• Exercise: Among the entries below, find the lines with "nedad" and copy them.

(Information shown)

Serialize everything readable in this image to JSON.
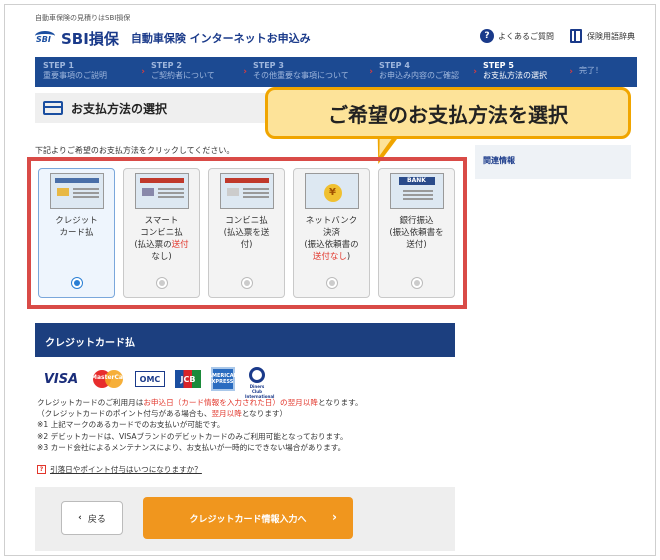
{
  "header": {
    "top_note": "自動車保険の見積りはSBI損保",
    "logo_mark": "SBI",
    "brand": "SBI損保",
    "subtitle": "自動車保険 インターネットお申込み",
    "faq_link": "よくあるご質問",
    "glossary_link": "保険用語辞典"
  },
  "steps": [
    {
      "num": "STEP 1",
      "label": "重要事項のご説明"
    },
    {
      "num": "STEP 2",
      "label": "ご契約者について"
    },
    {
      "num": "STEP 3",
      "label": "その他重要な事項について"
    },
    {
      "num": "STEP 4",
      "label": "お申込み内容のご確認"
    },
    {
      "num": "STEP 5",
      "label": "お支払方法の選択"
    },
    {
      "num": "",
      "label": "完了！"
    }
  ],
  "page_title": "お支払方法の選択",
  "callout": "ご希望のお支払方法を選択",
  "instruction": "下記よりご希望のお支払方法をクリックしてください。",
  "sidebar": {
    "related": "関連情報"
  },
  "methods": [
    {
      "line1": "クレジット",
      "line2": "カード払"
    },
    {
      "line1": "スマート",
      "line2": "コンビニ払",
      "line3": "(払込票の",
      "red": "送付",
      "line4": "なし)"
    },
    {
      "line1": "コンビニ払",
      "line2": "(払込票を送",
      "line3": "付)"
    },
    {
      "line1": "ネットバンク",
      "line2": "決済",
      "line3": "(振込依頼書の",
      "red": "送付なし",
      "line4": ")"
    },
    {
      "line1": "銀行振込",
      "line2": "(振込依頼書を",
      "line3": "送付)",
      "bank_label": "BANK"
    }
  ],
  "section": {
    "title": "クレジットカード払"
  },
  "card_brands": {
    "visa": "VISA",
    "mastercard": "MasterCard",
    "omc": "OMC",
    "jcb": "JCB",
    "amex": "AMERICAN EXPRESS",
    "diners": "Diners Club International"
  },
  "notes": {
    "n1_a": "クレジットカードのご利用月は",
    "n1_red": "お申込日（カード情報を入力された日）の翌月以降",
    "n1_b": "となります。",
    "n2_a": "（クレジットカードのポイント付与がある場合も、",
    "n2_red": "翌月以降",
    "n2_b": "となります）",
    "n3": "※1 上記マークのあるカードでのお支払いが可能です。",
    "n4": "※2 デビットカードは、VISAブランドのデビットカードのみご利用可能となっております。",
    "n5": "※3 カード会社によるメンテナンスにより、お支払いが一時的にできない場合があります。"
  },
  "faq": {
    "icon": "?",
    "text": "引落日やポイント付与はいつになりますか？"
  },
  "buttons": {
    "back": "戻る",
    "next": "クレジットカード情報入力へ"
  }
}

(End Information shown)
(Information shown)

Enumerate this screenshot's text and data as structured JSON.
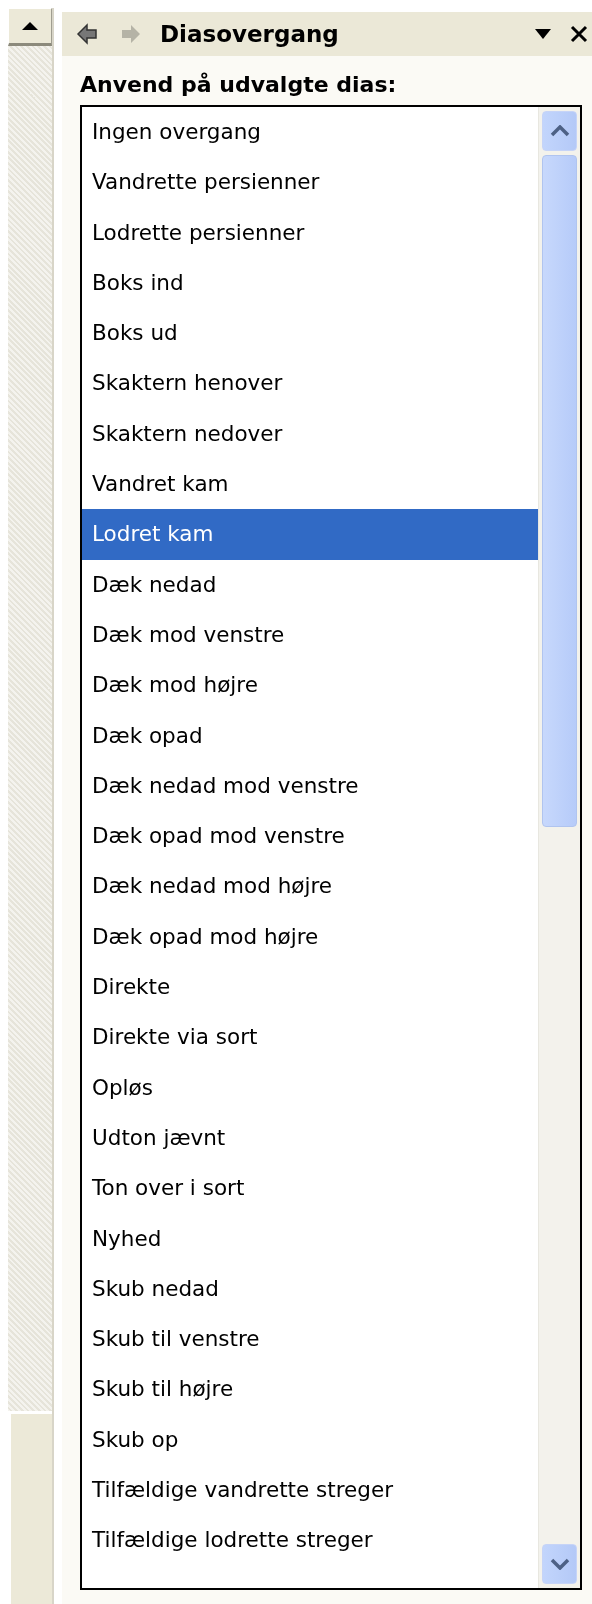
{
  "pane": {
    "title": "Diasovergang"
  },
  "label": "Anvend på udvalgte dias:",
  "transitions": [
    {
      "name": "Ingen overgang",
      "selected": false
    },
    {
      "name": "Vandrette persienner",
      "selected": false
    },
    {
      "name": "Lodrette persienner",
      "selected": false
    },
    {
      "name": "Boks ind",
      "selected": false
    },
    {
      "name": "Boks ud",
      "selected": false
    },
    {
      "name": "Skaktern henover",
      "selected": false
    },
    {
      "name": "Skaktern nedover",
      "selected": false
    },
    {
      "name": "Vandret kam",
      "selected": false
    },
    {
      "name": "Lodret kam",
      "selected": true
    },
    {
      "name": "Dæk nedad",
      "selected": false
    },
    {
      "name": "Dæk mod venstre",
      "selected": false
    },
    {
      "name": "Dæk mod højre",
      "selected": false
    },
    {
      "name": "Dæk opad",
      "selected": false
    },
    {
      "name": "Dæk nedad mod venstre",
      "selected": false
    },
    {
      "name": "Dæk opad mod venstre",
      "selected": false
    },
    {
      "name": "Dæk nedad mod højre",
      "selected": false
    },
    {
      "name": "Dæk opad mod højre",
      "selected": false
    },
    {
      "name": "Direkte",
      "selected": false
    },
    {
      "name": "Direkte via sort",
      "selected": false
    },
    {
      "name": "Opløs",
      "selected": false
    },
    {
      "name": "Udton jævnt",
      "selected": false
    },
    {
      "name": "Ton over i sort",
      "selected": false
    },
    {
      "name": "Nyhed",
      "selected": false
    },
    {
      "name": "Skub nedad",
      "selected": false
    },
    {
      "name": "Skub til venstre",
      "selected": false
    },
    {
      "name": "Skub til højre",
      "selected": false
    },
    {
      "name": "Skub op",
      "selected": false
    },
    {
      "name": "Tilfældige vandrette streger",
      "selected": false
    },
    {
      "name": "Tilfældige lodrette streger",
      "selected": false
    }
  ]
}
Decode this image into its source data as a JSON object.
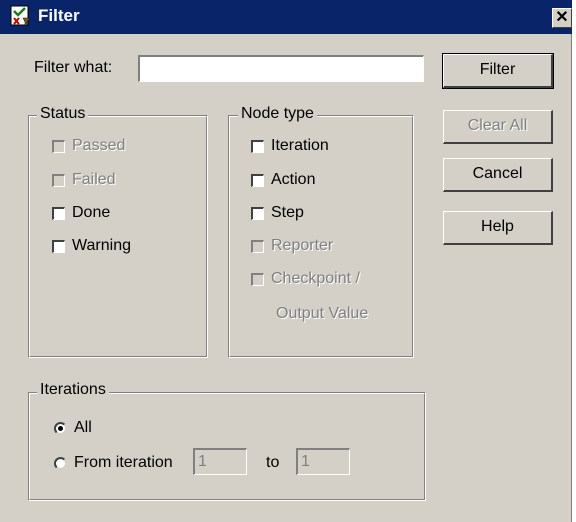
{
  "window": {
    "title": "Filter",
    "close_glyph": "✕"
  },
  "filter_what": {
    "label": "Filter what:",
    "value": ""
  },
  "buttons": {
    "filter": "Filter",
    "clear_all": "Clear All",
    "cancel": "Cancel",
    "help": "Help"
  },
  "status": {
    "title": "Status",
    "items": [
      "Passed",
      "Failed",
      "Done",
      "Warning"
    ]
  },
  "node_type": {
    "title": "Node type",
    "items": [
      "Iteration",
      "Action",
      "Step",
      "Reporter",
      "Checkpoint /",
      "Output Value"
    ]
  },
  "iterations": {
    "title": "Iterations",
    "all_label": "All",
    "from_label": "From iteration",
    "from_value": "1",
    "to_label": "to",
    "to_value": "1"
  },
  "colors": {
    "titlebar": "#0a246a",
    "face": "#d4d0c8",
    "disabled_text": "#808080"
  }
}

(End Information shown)

• Written answer:
      "name": "Dæk nedad",
      "name": "Dæk nedad mod venstre",
      "name": "Dæk nedad mod højre",
      "name": "Skub nedad",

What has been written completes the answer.